Original programming critical to Hulu's strategy

Michelle Clancy ©RapidTVNews | 02-02-2012

As his company gears up to launch its first original series, Hulu CEO Jason Kilar is talking up the power of such exclusive content when it comes to future viability for the online video site.
In the online streaming world, differentiation is boiling down to content, as price (sub-$10 per month) and user experience (log in and click) become somewhat commoditised. More and more streaming competition is coming to the table, too: Hulu.com, Amazon Prime, Amazon's new planned service, Blockbuster, Netflix, operator-specific TV Everywhere initiatives and media offerings like HBO GO are all making for a crowded marketplace where players are scrabbling for a limited amount of entertainment wallet from American consumers.
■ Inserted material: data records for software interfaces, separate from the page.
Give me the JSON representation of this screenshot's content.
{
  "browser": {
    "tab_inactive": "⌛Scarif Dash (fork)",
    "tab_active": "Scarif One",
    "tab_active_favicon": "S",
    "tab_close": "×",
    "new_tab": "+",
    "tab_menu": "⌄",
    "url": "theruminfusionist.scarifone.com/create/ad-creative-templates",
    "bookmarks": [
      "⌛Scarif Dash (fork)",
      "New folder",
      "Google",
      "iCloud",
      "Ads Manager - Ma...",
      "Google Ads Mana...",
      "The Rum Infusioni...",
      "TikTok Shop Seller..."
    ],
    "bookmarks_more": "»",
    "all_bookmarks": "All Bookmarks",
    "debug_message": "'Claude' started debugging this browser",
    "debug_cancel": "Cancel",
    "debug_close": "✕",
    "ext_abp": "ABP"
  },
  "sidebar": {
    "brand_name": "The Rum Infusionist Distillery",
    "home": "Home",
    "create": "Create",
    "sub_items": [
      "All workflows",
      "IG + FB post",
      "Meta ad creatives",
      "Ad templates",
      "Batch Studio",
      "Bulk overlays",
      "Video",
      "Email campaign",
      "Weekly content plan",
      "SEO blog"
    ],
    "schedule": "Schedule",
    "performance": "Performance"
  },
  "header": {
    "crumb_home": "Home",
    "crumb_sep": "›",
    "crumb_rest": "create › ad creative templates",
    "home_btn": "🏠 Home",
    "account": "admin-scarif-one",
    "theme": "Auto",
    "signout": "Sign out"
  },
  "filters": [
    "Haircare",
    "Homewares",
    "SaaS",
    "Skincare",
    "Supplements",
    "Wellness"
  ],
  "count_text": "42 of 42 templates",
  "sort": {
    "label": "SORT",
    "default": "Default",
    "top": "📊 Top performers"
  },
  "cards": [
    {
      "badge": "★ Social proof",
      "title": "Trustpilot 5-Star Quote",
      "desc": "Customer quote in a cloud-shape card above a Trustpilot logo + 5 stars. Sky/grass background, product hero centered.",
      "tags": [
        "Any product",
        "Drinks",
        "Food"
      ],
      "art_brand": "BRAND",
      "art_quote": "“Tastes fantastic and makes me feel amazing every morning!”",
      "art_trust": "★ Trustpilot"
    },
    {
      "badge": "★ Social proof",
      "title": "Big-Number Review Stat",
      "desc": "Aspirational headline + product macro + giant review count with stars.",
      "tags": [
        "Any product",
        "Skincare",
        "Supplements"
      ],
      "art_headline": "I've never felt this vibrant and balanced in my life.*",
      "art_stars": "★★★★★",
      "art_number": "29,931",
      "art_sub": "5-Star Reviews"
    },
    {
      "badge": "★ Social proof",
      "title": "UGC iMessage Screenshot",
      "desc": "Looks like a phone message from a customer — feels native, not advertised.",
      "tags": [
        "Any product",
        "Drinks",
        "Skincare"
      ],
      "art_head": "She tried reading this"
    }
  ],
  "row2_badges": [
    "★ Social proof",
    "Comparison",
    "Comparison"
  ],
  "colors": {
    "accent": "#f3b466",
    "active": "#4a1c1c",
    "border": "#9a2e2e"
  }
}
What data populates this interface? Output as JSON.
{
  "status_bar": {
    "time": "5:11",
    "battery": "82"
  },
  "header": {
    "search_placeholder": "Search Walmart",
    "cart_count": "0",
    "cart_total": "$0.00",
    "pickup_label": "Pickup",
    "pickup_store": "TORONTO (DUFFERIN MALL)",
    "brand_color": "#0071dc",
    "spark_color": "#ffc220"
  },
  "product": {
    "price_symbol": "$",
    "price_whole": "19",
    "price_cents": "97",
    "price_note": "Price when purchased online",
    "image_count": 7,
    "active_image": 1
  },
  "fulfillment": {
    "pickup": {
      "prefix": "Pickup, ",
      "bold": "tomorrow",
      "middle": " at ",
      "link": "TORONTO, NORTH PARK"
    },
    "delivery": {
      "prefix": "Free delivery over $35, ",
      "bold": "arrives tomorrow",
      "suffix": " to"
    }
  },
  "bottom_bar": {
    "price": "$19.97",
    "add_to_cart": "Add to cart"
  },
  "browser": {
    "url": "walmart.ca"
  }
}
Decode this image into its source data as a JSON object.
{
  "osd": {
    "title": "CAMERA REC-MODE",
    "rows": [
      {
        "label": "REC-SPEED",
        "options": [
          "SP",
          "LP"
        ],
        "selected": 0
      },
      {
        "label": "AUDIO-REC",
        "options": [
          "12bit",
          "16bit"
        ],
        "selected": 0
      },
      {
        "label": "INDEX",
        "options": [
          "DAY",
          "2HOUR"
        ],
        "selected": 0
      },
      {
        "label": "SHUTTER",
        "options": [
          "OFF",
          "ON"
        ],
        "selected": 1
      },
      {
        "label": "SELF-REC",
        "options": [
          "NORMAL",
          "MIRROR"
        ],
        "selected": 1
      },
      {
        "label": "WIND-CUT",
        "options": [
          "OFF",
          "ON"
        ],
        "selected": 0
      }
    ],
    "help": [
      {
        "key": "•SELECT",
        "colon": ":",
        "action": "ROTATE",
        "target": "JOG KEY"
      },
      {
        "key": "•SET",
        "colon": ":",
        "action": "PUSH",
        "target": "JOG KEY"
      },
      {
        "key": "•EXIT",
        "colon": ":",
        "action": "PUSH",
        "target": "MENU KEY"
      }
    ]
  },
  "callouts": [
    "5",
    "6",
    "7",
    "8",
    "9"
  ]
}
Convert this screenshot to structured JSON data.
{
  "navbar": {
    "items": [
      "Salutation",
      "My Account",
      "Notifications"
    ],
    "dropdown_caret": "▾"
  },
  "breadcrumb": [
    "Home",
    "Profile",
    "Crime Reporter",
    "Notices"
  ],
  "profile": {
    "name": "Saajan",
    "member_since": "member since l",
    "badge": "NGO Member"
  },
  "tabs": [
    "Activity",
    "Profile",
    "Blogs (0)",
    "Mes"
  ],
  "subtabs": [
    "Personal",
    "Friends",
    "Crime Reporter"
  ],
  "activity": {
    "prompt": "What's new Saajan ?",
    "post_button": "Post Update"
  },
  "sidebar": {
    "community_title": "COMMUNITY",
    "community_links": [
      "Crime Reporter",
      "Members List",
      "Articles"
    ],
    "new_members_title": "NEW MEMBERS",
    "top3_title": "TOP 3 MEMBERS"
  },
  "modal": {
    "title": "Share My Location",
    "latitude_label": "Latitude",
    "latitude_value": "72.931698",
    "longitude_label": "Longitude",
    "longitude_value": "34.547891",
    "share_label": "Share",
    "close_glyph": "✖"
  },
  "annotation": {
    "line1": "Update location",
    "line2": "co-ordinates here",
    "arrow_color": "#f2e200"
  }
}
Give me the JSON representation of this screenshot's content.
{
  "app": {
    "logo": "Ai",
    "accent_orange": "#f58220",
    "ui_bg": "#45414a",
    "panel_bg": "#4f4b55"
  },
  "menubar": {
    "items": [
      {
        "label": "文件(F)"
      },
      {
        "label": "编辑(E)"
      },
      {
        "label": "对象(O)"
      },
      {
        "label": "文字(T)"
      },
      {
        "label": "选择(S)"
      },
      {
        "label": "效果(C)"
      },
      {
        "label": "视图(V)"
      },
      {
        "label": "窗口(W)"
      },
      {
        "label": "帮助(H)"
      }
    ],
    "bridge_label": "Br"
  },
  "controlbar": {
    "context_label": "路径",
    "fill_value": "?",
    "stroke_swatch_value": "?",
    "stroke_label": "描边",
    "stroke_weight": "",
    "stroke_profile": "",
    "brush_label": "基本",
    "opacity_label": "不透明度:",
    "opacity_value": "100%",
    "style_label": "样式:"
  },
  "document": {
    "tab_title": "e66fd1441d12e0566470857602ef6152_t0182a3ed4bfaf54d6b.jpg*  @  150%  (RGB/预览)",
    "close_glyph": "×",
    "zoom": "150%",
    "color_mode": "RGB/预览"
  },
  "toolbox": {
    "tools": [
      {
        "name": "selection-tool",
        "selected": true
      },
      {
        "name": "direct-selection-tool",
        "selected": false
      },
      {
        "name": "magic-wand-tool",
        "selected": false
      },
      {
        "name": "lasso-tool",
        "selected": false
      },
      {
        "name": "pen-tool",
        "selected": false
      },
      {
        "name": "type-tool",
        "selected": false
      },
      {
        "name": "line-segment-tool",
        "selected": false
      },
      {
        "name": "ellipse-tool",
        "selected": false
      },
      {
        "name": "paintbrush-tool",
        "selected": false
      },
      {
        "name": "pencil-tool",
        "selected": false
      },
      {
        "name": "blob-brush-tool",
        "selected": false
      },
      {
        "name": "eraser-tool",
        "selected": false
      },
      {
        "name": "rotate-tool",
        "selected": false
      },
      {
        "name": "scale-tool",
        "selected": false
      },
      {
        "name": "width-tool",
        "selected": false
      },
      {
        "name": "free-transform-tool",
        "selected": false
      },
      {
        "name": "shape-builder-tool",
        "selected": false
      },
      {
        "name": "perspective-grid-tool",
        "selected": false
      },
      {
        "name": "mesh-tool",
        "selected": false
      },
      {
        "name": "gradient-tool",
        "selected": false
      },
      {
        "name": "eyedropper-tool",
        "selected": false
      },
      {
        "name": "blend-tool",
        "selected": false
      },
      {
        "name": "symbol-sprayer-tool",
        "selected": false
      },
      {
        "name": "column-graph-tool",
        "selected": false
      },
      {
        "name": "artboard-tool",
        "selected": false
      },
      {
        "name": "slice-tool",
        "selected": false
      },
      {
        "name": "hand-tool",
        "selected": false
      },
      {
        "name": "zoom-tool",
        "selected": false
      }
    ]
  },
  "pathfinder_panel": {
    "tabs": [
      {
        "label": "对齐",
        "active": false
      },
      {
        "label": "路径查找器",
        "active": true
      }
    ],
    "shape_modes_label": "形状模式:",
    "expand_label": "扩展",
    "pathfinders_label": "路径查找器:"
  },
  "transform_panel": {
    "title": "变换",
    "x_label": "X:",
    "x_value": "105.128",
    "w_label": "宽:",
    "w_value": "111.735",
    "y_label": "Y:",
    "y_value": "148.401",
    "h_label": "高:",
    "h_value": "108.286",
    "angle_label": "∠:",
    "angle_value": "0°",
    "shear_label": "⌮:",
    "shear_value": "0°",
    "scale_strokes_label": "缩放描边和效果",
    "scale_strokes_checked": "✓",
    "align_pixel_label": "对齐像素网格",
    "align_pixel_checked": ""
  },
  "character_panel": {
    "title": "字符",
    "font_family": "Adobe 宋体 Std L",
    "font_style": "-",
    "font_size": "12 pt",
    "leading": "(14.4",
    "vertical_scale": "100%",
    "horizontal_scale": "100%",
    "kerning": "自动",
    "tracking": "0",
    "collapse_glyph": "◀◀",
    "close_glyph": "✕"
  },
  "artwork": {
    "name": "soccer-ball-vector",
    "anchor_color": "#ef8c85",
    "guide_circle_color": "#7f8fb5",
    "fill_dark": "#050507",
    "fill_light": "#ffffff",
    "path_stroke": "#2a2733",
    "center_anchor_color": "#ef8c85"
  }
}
Speaking at the D: Dive Into Media event, Kilar noted that Hulu is looking for “healthy differentiation” through original programming. It's first foray into that is 13 half-hour episodes of a political mockumentary entitled Battleground. It also has planned a Richard Linklater documentary called Up to Speed about lost momuments in American cities, and Morgan Spurlock's A Day in the Life follows a given subject for 24 hours.
“We want to tell great stories that aren’t being told right now,” he said. “It’s important to have some exclusive content."
Being owned by Big Media, including Comcast, Disney and News Corp., doesn't hurt in its quest to beat others at the content game. The company has deep pockets and exclusive content deals for current-season programming from its owners to help balance the cost of developing new series. That, combined with subscription revenue from Hulu Plus, also means that the company can afford to pay other members of the content community (330+ of them) top dollar. Kilar characterised the terms as “extremely generous.”
In fact, Hulu has said that it will spend $500 million on content this year. In contrast, Netflix has been struggling to pay for exclusive TV deals, and recently lost a deal with Starz, one of its only TV differentiators.
Of course, Hulu has a ways to go to beat the market leader. Hulu Plus ended 2011 with 1.5 million subscribers--not bad for its first year of launch, but a far cry from Netflix' 23 million. Also, Hulu isn't the only online streamer looking to leverage original series. Netflix is gearing up for Lilyhammer, featuring Little Steven (of Bruce Springsteen fame) as a New York mobster in witness protection in Norway. Meanwhile filmmaker Morgan Spurlock has created The Failure Club for Yahoo! about people facing their fears, and YouTube has been working on its own original TV channels